Getting around campus during winter in Wisconsin can be tough. Between the snow and ice, some UW-Madison students are bound to slip a few times per season — but campus can be more treacherous for students with disabilities.
Amy Shircel, temporarily disabled UW-Madison senior, had surgery in August after her long-term foot pain worsened to the point where she couldn’t sleep.
“When I was on my scooter, if I was going too fast, I would fly over my handlebars and my knees would be all bloody,” Shircel said.
Shircel since transitioned from a cast and scooter to a boot and crutches.
“It’s not easy when you’re in a situation like mine and it snows in October,” Shircel said of walking with crutches. “I have to hobble my way through the snow…it’s been really hard.”
UW-Madison PhD student and teaching assistant John Bennett, who is chronically disabled, said getting around campus has been a “generally low-problem,” but becomes more difficult once winter arrives. Bennett even chose his apartment based on its proximity to Vilas Communication Hall, where he spends most of his academic and work time.
Before returning to campus, Shircel spoke with McBurney Center representatives, who deemed her “temporarily disabled” and referred her to the UW-Madison accessible shuttle service.
The shuttle service is “very strict” about pickups and often misses her stop, leaving her without a way to get to class.
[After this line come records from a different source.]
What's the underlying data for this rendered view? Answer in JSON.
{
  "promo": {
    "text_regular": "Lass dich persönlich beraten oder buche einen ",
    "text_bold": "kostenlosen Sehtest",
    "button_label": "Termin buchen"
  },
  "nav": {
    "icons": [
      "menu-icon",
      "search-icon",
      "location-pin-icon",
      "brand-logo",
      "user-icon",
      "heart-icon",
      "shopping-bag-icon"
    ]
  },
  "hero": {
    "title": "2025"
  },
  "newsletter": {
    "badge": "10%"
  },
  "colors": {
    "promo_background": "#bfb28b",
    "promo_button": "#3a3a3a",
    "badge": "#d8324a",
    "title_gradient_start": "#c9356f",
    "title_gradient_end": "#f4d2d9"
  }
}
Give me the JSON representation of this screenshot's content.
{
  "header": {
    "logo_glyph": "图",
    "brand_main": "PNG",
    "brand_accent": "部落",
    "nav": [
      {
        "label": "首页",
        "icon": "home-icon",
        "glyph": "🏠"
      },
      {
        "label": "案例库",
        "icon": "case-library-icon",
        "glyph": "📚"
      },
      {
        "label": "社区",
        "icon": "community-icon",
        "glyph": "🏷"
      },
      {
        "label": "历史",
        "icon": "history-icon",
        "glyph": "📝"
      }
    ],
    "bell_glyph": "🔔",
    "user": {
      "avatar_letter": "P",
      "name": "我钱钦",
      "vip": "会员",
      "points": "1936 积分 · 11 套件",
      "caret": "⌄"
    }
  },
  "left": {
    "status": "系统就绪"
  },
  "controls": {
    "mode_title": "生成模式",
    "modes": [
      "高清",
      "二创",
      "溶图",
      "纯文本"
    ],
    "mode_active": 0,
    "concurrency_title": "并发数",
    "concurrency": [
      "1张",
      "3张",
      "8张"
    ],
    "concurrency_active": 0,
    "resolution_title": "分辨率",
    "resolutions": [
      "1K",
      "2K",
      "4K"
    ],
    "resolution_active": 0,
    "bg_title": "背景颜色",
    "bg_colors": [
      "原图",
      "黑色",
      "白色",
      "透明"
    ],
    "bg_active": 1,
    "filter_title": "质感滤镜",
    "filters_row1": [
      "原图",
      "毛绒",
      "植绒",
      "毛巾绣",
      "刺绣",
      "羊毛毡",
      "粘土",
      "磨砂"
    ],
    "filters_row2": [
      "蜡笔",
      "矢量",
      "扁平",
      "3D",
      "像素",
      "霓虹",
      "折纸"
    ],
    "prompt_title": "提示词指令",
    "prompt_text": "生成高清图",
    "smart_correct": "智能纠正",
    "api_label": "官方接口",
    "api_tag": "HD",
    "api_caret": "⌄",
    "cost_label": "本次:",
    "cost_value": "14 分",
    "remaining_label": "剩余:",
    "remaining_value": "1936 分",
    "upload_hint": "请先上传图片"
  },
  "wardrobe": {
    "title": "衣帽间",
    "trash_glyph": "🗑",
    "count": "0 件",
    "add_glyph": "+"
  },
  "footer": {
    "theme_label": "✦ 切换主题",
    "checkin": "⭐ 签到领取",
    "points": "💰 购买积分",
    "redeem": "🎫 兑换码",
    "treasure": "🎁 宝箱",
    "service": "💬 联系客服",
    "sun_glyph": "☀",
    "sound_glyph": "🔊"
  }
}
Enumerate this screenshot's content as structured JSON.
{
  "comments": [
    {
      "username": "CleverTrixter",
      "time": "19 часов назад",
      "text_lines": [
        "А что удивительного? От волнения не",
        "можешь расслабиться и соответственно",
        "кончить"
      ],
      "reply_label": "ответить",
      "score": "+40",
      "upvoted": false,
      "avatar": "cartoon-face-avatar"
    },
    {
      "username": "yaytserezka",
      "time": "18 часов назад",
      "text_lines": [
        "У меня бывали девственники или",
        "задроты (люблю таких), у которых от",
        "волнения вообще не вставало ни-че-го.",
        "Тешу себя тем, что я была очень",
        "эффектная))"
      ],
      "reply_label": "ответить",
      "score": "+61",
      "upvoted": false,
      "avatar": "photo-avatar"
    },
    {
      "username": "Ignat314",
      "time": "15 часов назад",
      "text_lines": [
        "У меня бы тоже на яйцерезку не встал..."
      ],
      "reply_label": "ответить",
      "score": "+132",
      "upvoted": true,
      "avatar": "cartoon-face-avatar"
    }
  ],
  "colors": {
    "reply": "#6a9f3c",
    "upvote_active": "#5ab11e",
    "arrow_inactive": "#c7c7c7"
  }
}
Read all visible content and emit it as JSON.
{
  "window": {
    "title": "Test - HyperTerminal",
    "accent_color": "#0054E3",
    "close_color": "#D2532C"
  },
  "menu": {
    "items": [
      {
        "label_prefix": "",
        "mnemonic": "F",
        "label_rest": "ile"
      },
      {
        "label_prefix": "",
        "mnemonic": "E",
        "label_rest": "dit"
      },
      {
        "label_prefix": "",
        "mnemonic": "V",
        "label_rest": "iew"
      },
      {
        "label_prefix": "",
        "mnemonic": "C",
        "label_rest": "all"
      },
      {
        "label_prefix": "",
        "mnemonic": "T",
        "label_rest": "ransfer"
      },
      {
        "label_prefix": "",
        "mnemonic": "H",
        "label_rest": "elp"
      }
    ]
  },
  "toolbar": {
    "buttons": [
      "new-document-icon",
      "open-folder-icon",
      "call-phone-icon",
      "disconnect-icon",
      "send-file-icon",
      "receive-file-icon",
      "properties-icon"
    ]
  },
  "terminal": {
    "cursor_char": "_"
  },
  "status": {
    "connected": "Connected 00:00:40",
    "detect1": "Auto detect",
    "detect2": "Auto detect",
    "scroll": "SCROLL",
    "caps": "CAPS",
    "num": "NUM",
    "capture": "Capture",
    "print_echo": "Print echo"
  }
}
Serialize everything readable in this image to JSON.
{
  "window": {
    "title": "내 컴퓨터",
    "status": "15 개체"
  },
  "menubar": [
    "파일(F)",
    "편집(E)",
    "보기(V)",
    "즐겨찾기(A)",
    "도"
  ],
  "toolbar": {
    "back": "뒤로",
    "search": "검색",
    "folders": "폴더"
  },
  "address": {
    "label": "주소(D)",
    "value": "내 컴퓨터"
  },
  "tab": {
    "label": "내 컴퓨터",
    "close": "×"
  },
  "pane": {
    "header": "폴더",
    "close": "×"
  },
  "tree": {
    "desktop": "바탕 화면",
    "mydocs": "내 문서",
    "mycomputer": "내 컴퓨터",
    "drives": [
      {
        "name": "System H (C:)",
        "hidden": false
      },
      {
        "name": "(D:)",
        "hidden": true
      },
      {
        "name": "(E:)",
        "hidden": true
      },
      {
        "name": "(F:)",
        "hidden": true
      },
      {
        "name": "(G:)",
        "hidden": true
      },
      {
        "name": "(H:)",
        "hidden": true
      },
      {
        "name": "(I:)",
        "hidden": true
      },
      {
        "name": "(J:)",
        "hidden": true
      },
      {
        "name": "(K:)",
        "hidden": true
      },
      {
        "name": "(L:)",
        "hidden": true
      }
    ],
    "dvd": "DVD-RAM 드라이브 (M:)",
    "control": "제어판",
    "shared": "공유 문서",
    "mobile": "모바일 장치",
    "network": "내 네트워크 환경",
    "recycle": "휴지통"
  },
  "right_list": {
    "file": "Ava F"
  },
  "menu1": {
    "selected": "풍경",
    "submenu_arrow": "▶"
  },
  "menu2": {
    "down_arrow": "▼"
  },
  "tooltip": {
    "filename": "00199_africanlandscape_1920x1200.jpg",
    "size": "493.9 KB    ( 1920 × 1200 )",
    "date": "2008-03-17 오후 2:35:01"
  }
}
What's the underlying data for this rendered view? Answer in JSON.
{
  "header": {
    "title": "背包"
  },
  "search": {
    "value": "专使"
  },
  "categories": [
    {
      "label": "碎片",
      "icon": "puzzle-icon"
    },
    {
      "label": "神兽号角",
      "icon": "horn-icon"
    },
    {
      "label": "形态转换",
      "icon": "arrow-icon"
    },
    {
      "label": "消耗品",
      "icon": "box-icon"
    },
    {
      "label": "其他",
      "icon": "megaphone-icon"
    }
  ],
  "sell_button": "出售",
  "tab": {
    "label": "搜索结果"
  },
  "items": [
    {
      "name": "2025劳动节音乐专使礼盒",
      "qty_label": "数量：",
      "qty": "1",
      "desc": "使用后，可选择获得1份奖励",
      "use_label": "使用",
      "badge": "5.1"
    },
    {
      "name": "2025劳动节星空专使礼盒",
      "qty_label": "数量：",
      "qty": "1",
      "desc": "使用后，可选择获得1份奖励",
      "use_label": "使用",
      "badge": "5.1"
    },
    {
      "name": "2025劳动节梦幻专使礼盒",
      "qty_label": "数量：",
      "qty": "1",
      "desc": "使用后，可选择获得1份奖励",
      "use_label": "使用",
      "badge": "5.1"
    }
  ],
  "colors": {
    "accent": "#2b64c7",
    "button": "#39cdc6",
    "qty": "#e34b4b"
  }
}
According to Shircel, if she misses or is late to a ride, the service can cancel her scheduled rides for the rest of the day.
Shircel lives about a half mile down State Street, but the shuttle service does not have any off-campus pickups. Shircel said her professors have been accommodating, but that doesn’t stop her from worrying about absences.
“I feel afraid because I’m asking for too much,” she said. “I can’t even imagine getting up Bascom on my own…it’s not made for anyone who’s not able-bodied.”
Bennett has used the campus accessible shuttle service in the past when he had class in a building on Bascom Hill, and “found it to be a fine service” but said “it was hard to have to wait, especially when it was super cold out.”
Ongoing construction often blocks wheelchair accessible entrances to UW-Madison buildings and Shircel encountered buildings without working elevators or wheelchair-accessible entrances.
“It’s hard to open the door — if next to impossible — and you have to ask students around you for help,” Shircel said. “And when you’re already in your situation, it’s hard to ask for help.”
An abundance of stairs and a lack of alternative ways to get down them has been frustrating for Shircel because she often had to ask fellow students for help getting into buildings
“I don’t know how I would’ve gotten up and down the curbs safely, since its been snowy and icy,” Shircel said.
After three months of not being able to walk, Shircel started to be able to put weight on her foot with her boot last week. However, Shircel said she worries about the ice becoming too much to deal with as weather worsens.
“Students without crutches fall all the time on the ice, so I’m really nervous about that,” Shircel said.
Shircel said she does not think the UW-Madison is accessible enough for students with disabilities.
“There’s a lot of work that needs to be done and you never notice it until you can’t do a lot of things,” Shircel said.
In contrast, Bennett said he considers the UW-Madison campus to be generally accessible, but thinks there’s room for improvement. According to Bennett, the university’s requirement that graduate students pay the same segregated fees as undergraduate students is particularly injurious to graduate student workers with disabilities.
“We’re sort of forced to do that just by dint of our employment status at the university,” Bennett said. “That is a big chunk of money that they just sucked back into the university system.”
Bennett said the university has been accommodating in providing accessible athletic equipment at facilities upon his request, but is inconvenienced by the absence of a wheelchair-accessible bathroom in Vilas Hall.
“To have to pay $700 a semester to work and learn in a building that is not accessible does not make a whole lot of sense to me,” Bennett said.
Vilas Communication Hall houses UW-Madison’s Journalism and Mass Communication department, which according to Bennett, is aware of and actively working to address its building’s inaccessibility.
Shircel also encouraged the university to make the campus more accessible. UW-Madison should follow Americans with Disabilities Act guidelines more closely, Shircel suggested, along with adding ramps, working elevators and other updates to older buildings on campus.
“They need to be very cautious and conscious of when they change the campus because that impacts students like me a lot,” Shircel said. “They need to do more.”